◆ TASK BRIEF: Where does the string "label" appear in the records? Copy each line that holds it.

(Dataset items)
□ □ □ □ □ □ □

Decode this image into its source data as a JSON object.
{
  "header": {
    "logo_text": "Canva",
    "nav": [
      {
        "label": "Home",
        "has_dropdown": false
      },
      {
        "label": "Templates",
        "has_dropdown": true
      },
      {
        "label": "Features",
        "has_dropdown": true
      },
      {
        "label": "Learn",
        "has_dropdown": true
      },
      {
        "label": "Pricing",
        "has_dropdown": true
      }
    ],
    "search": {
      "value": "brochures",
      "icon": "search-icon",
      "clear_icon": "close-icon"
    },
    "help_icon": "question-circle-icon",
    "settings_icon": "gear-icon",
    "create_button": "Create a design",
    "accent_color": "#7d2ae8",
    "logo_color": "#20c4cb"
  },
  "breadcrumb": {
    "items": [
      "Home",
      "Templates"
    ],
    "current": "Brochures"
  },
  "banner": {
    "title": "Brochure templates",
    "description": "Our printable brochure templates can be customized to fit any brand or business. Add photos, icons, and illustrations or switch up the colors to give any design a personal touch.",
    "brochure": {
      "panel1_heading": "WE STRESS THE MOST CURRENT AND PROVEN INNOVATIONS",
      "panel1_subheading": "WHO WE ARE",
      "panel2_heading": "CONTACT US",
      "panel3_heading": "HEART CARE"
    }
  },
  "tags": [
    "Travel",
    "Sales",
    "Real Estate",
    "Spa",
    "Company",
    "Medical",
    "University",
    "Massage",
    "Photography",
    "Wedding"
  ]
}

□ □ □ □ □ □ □

◆ RESULT OF THE TASK:
        "label": "Home",
        "label": "Templates",
        "label": "Features",
        "label": "Learn",
        "label": "Pricing",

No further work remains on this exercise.